[Source material — start]
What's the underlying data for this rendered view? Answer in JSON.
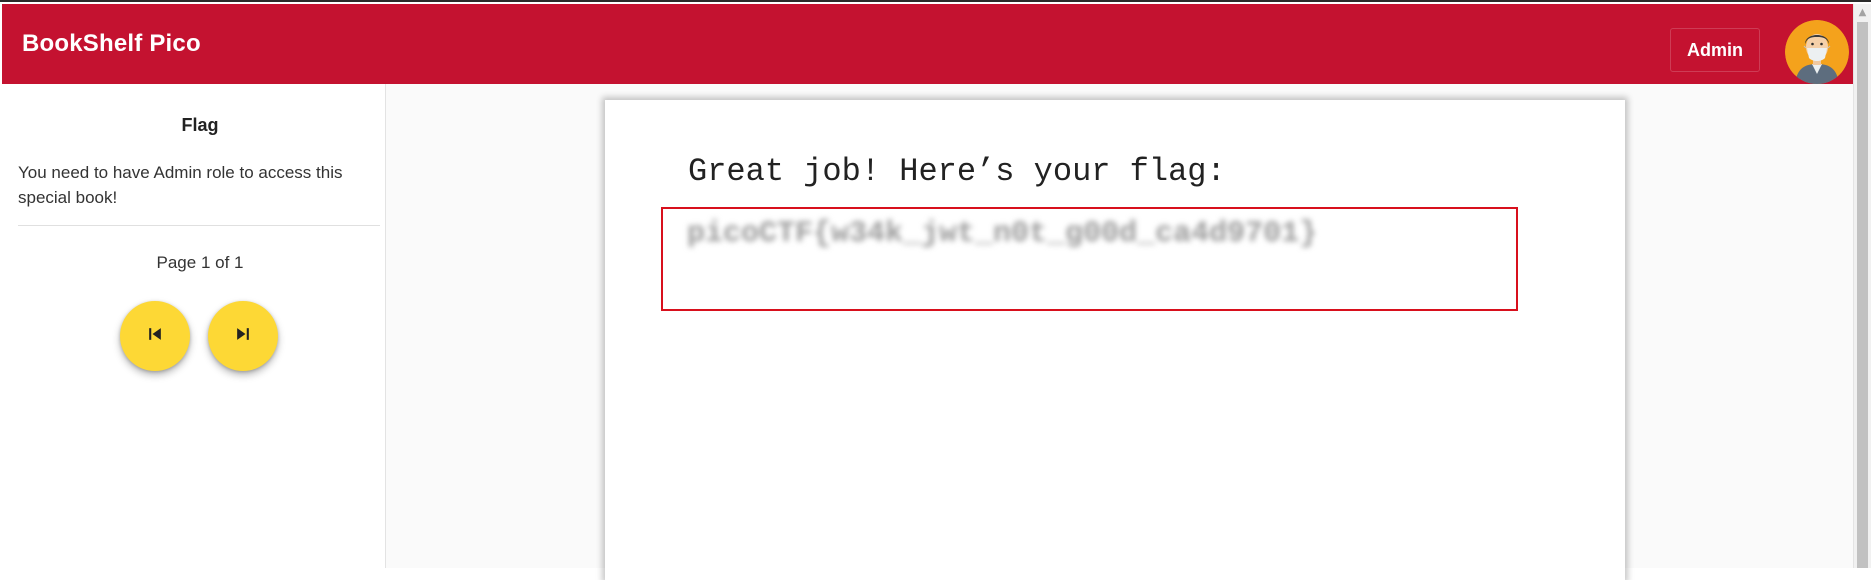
{
  "app": {
    "title": "BookShelf Pico",
    "brand_color": "#c41230"
  },
  "header": {
    "admin_label": "Admin",
    "avatar_icon": "user-avatar-icon"
  },
  "sidebar": {
    "title": "Flag",
    "message": "You need to have Admin role to access this special book!",
    "page_indicator": "Page 1 of 1",
    "prev_icon": "skip-previous-icon",
    "next_icon": "skip-next-icon",
    "nav_button_color": "#fdd835"
  },
  "book": {
    "heading": "Great job! Here’s your flag:",
    "flag": "picoCTF{w34k_jwt_n0t_g00d_ca4d9701}",
    "flag_highlight_color": "#d8101d"
  }
}
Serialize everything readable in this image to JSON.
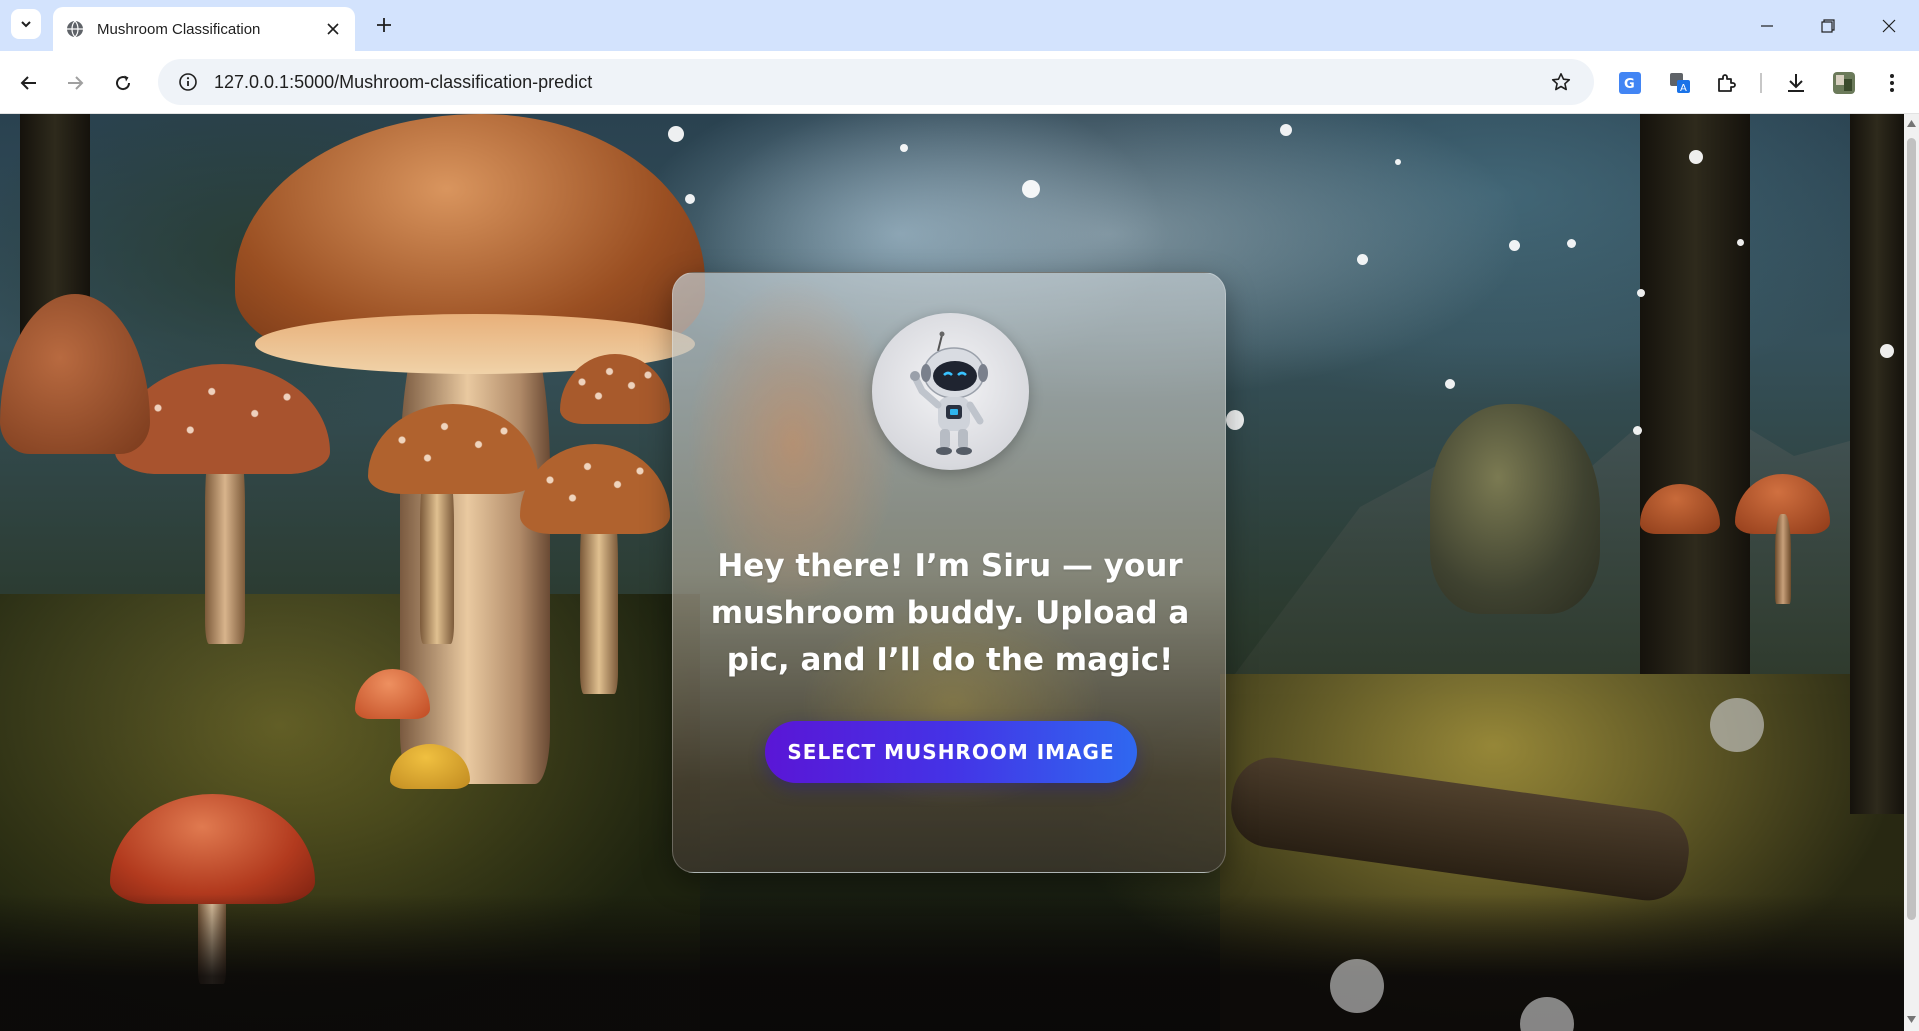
{
  "browser": {
    "tab_title": "Mushroom Classification",
    "url": "127.0.0.1:5000/Mushroom-classification-predict"
  },
  "page": {
    "message": "Hey there! I’m Siru — your mushroom buddy. Upload a pic, and I’ll do the magic!",
    "button_label": "SELECT MUSHROOM IMAGE",
    "accent_start": "#5a16d6",
    "accent_end": "#2f68f0"
  }
}
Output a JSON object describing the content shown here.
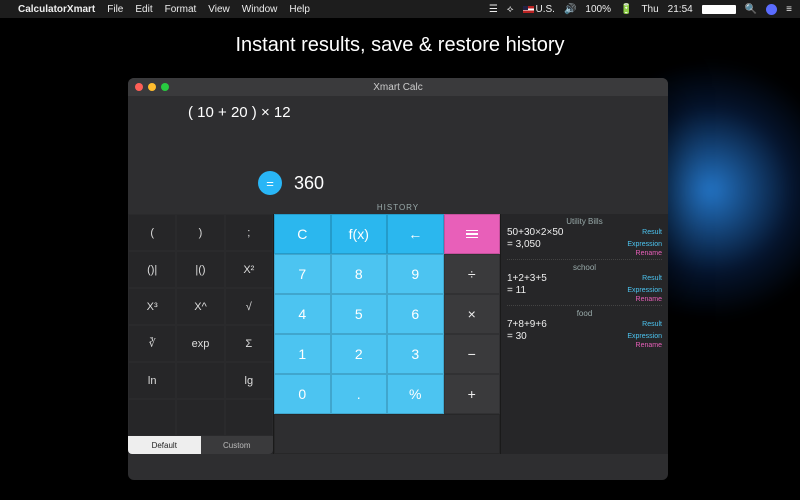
{
  "menubar": {
    "app_name": "CalculatorXmart",
    "menus": [
      "File",
      "Edit",
      "Format",
      "View",
      "Window",
      "Help"
    ],
    "right": {
      "locale": "U.S.",
      "volume_label": "100%",
      "day": "Thu",
      "time": "21:54"
    }
  },
  "headline": "Instant results, save & restore history",
  "window": {
    "title": "Xmart Calc",
    "expression": "( 10 + 20 ) × 12",
    "equals_glyph": "=",
    "result": "360",
    "history_label": "HISTORY"
  },
  "adv_keys": [
    "(",
    ")",
    ";",
    "()|",
    "|()",
    "X²",
    "X³",
    "X^",
    "√",
    "∛",
    "exp",
    "Σ",
    "ln",
    "",
    "lg"
  ],
  "adv_tabs": {
    "default": "Default",
    "custom": "Custom"
  },
  "keypad": {
    "C": "C",
    "fx": "f(x)",
    "back": "←",
    "n7": "7",
    "n8": "8",
    "n9": "9",
    "div": "÷",
    "n4": "4",
    "n5": "5",
    "n6": "6",
    "mul": "×",
    "n1": "1",
    "n2": "2",
    "n3": "3",
    "sub": "−",
    "n0": "0",
    "dot": ".",
    "pct": "%",
    "add": "+"
  },
  "history": [
    {
      "title": "Utility Bills",
      "expr": "50+30×2×50",
      "result": "=  3,050"
    },
    {
      "title": "school",
      "expr": "1+2+3+5",
      "result": "=  11"
    },
    {
      "title": "food",
      "expr": "7+8+9+6",
      "result": "=  30"
    }
  ],
  "hist_actions": {
    "result": "Result",
    "expression": "Expression",
    "rename": "Rename"
  }
}
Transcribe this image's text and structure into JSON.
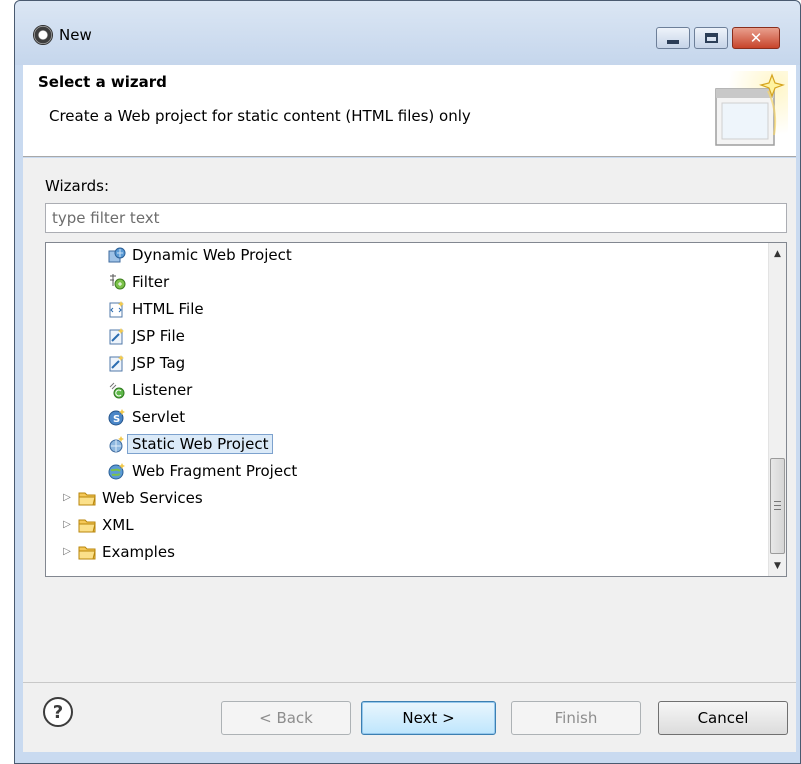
{
  "window": {
    "title": "New"
  },
  "header": {
    "title": "Select a wizard",
    "description": "Create a Web project for static content (HTML files) only"
  },
  "wizards": {
    "label": "Wizards:",
    "filter_placeholder": "type filter text",
    "filter_value": ""
  },
  "tree": {
    "items": [
      {
        "label": "Dynamic Web Project",
        "icon": "dynamic-web-project-icon",
        "level": 2
      },
      {
        "label": "Filter",
        "icon": "filter-icon",
        "level": 2
      },
      {
        "label": "HTML File",
        "icon": "html-file-icon",
        "level": 2
      },
      {
        "label": "JSP File",
        "icon": "jsp-file-icon",
        "level": 2
      },
      {
        "label": "JSP Tag",
        "icon": "jsp-tag-icon",
        "level": 2
      },
      {
        "label": "Listener",
        "icon": "listener-icon",
        "level": 2
      },
      {
        "label": "Servlet",
        "icon": "servlet-icon",
        "level": 2
      },
      {
        "label": "Static Web Project",
        "icon": "static-web-project-icon",
        "level": 2,
        "selected": true
      },
      {
        "label": "Web Fragment Project",
        "icon": "web-fragment-project-icon",
        "level": 2
      },
      {
        "label": "Web Services",
        "icon": "folder-icon",
        "level": 1,
        "expandable": true
      },
      {
        "label": "XML",
        "icon": "folder-icon",
        "level": 1,
        "expandable": true
      },
      {
        "label": "Examples",
        "icon": "folder-icon",
        "level": 1,
        "expandable": true
      }
    ]
  },
  "buttons": {
    "help": "?",
    "back": "< Back",
    "next": "Next >",
    "finish": "Finish",
    "cancel": "Cancel"
  },
  "colors": {
    "title_bar": "#c5d6ec",
    "close_button": "#c7442b",
    "selection_bg": "#dbeaf8",
    "selection_border": "#7da2ce",
    "default_button": "#3c7fb1"
  }
}
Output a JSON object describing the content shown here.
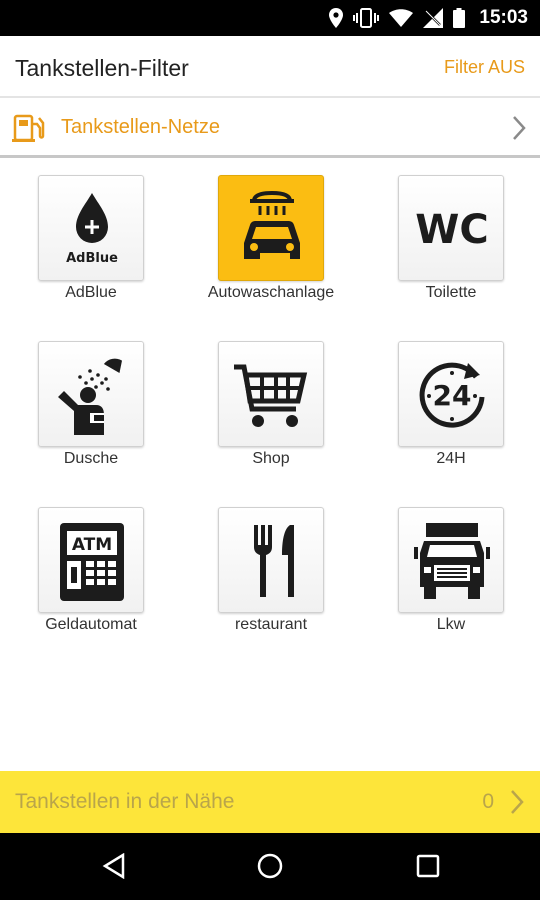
{
  "status_bar": {
    "time": "15:03",
    "icons": [
      "location-icon",
      "vibrate-icon",
      "wifi-icon",
      "no-signal-icon",
      "battery-icon"
    ]
  },
  "header": {
    "title": "Tankstellen-Filter",
    "filter_toggle": "Filter AUS"
  },
  "networks": {
    "label": "Tankstellen-Netze",
    "icon": "fuel-pump-icon"
  },
  "filters": [
    {
      "label": "AdBlue",
      "icon": "adblue-icon",
      "active": false
    },
    {
      "label": "Autowaschanlage",
      "icon": "car-wash-icon",
      "active": true
    },
    {
      "label": "Toilette",
      "icon": "wc-icon",
      "active": false
    },
    {
      "label": "Dusche",
      "icon": "shower-icon",
      "active": false
    },
    {
      "label": "Shop",
      "icon": "shopping-cart-icon",
      "active": false
    },
    {
      "label": "24H",
      "icon": "24h-icon",
      "active": false
    },
    {
      "label": "Geldautomat",
      "icon": "atm-icon",
      "active": false
    },
    {
      "label": "restaurant",
      "icon": "fork-knife-icon",
      "active": false
    },
    {
      "label": "Lkw",
      "icon": "truck-icon",
      "active": false
    }
  ],
  "adblue_icon_text": "AdBlue",
  "wc_icon_text": "WC",
  "h24_icon_text": "24",
  "atm_icon_text": "ATM",
  "nearby": {
    "label": "Tankstellen in der Nähe",
    "count": "0"
  },
  "colors": {
    "accent_orange": "#e89a1a",
    "active_tile": "#fbbd12",
    "nearby_bar": "#fde53a"
  }
}
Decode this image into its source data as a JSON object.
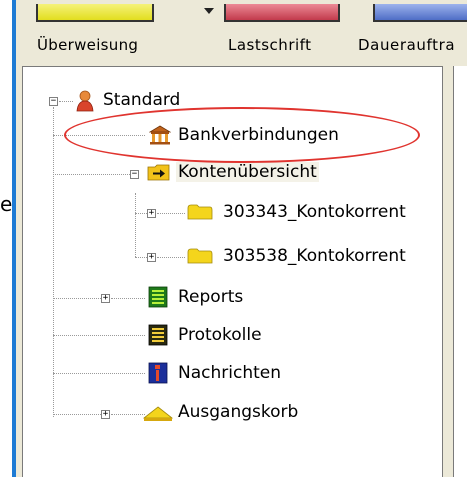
{
  "toolbar": {
    "buttons": [
      {
        "label": "Überweisung",
        "color": "#e8e43a"
      },
      {
        "label": "Lastschrift",
        "color": "#d24a5a"
      },
      {
        "label": "Dauerauftra",
        "color": "#6480d6"
      }
    ]
  },
  "left_edge_char": "e",
  "tree": {
    "root": {
      "label": "Standard",
      "icon": "person-icon",
      "expanded": true
    },
    "items": [
      {
        "label": "Bankverbindungen",
        "icon": "bank-icon"
      },
      {
        "label": "Kontenübersicht",
        "icon": "arrow-folder-icon",
        "expanded": true
      },
      {
        "label": "303343_Kontokorrent",
        "icon": "folder-icon",
        "expanded": false
      },
      {
        "label": "303538_Kontokorrent",
        "icon": "folder-icon",
        "expanded": false
      },
      {
        "label": "Reports",
        "icon": "reports-icon",
        "expanded": false
      },
      {
        "label": "Protokolle",
        "icon": "protocol-icon"
      },
      {
        "label": "Nachrichten",
        "icon": "messages-icon"
      },
      {
        "label": "Ausgangskorb",
        "icon": "outbox-icon",
        "expanded": false
      }
    ]
  },
  "colors": {
    "frame_blue": "#1e7bd4",
    "highlight_red": "#e0342f"
  }
}
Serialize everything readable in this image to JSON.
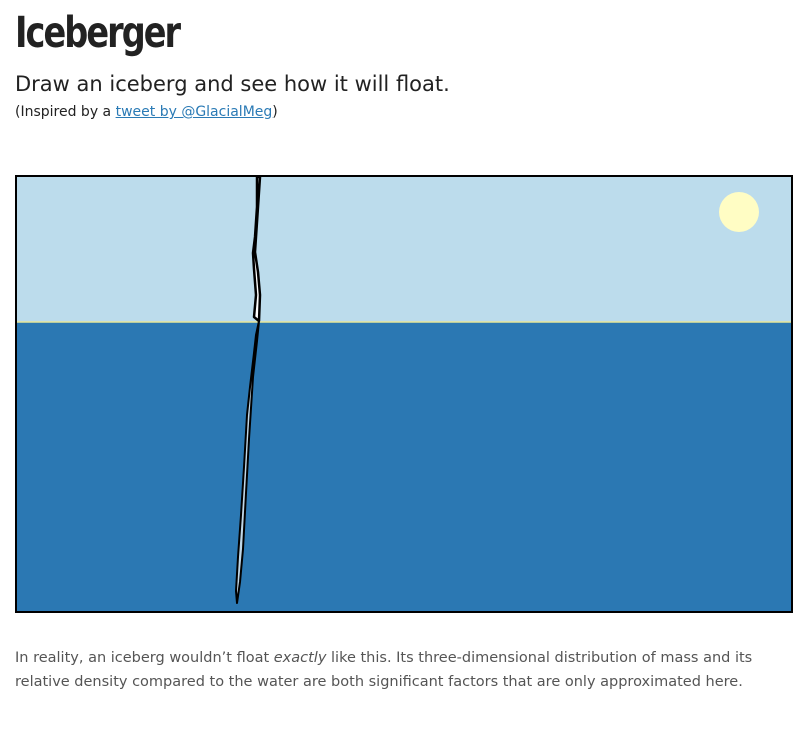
{
  "header": {
    "title": "Iceberger",
    "subtitle": "Draw an iceberg and see how it will float.",
    "credit_prefix": "(Inspired by a ",
    "credit_link": "tweet by @GlacialMeg",
    "credit_suffix": ")"
  },
  "scene": {
    "sky_color": "#bcdcec",
    "water_color": "#2b78b3",
    "waterline_color": "#e8e79a",
    "sun_color": "#fffdc4",
    "ice_color": "#ffffff",
    "ice_outline_color": "#000000"
  },
  "footnote": {
    "part1": "In reality, an iceberg wouldn’t float ",
    "emphasis": "exactly",
    "part2": " like this. Its three-dimensional distribution of mass and its relative density compared to the water are both significant factors that are only approximated here."
  }
}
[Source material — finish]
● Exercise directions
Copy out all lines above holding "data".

● Solution for this task
What's the underlying data for this rendered view? Answer in JSON.
Decode this image into its source data as a JSON object.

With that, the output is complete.